Verbatim repeat, images excluded. Give each entry again as written.

Data for this task section start

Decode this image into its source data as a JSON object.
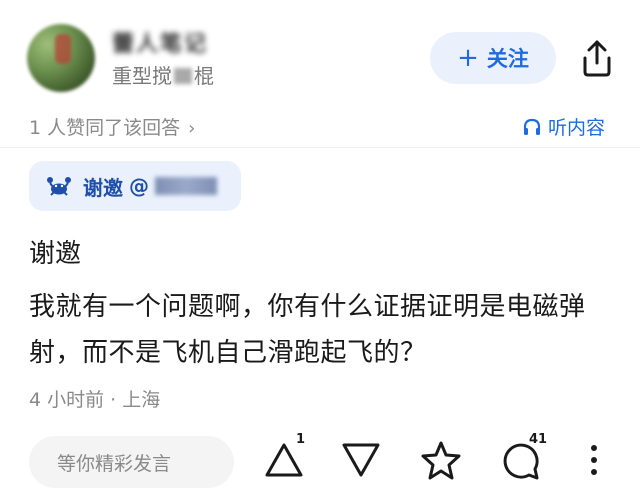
{
  "header": {
    "username": "蕾人笔记",
    "title_prefix": "重型搅",
    "title_suffix": "棍",
    "follow_label": "关注",
    "follow_icon": "plus-icon",
    "share_icon": "share-icon"
  },
  "answer_meta": {
    "agree_text": "1 人赞同了该回答",
    "agree_chevron": "›",
    "listen_label": "听内容",
    "listen_icon": "headphones-icon"
  },
  "invite": {
    "icon": "crab-icon",
    "label": "谢邀",
    "at": "@"
  },
  "content": {
    "line1": "谢邀",
    "paragraph": "我就有一个问题啊，你有什么证据证明是电磁弹射，而不是飞机自己滑跑起飞的？"
  },
  "post_meta": "4 小时前 · 上海",
  "bottom_bar": {
    "comment_placeholder": "等你精彩发言",
    "upvote_count": "1",
    "comment_count": "41"
  },
  "colors": {
    "accent": "#1f6be0",
    "chip_bg": "#eaf1fd",
    "muted": "#8a8a8a"
  }
}
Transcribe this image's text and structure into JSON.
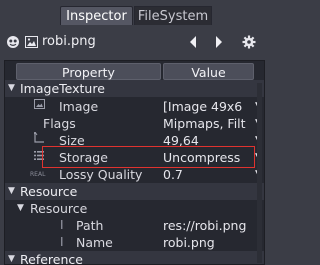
{
  "tabs": {
    "inspector": "Inspector",
    "filesystem": "FileSystem"
  },
  "toolbar": {
    "resource_name": "robi.png",
    "icons": [
      "godot-icon",
      "image-icon",
      "back-arrow-icon",
      "forward-arrow-icon",
      "gear-icon"
    ]
  },
  "table": {
    "header_property": "Property",
    "header_value": "Value"
  },
  "rows": {
    "image_texture_section": "ImageTexture",
    "image_label": "Image",
    "image_value": "[Image 49x6",
    "flags_label": "Flags",
    "flags_value": "Mipmaps, Filt",
    "size_label": "Size",
    "size_value": "49,64",
    "storage_label": "Storage",
    "storage_value": "Uncompress",
    "lossy_tag": "REAL",
    "lossy_label": "Lossy Quality",
    "lossy_value": "0.7",
    "resource_section": "Resource",
    "resource_subsection": "Resource",
    "path_label": "Path",
    "path_value": "res://robi.png",
    "name_label": "Name",
    "name_value": "robi.png",
    "reference_section": "Reference"
  },
  "colors": {
    "highlight": "#e0332f",
    "background": "#3b3d46",
    "panel": "#262830"
  }
}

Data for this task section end

▶ [Solution to this task]
Decode this image into its source data as a JSON object.
{
  "header": {
    "username": "蕾人笔记",
    "title_prefix": "重型搅",
    "title_suffix": "棍",
    "follow_label": "关注",
    "follow_icon": "plus-icon",
    "share_icon": "share-icon"
  },
  "answer_meta": {
    "agree_text": "1 人赞同了该回答",
    "agree_chevron": "›",
    "listen_label": "听内容",
    "listen_icon": "headphones-icon"
  },
  "invite": {
    "icon": "crab-icon",
    "label": "谢邀",
    "at": "@"
  },
  "content": {
    "line1": "谢邀",
    "paragraph": "我就有一个问题啊，你有什么证据证明是电磁弹射，而不是飞机自己滑跑起飞的？"
  },
  "post_meta": "4 小时前 · 上海",
  "bottom_bar": {
    "comment_placeholder": "等你精彩发言",
    "upvote_count": "1",
    "comment_count": "41"
  },
  "colors": {
    "accent": "#1f6be0",
    "chip_bg": "#eaf1fd",
    "muted": "#8a8a8a"
  }
}
Transcribe this image's text and structure into JSON.
{
  "tabs": {
    "inspector": "Inspector",
    "filesystem": "FileSystem"
  },
  "toolbar": {
    "resource_name": "robi.png",
    "icons": [
      "godot-icon",
      "image-icon",
      "back-arrow-icon",
      "forward-arrow-icon",
      "gear-icon"
    ]
  },
  "table": {
    "header_property": "Property",
    "header_value": "Value"
  },
  "rows": {
    "image_texture_section": "ImageTexture",
    "image_label": "Image",
    "image_value": "[Image 49x6",
    "flags_label": "Flags",
    "flags_value": "Mipmaps, Filt",
    "size_label": "Size",
    "size_value": "49,64",
    "storage_label": "Storage",
    "storage_value": "Uncompress",
    "lossy_tag": "REAL",
    "lossy_label": "Lossy Quality",
    "lossy_value": "0.7",
    "resource_section": "Resource",
    "resource_subsection": "Resource",
    "path_label": "Path",
    "path_value": "res://robi.png",
    "name_label": "Name",
    "name_value": "robi.png",
    "reference_section": "Reference"
  },
  "colors": {
    "highlight": "#e0332f",
    "background": "#3b3d46",
    "panel": "#262830"
  }
}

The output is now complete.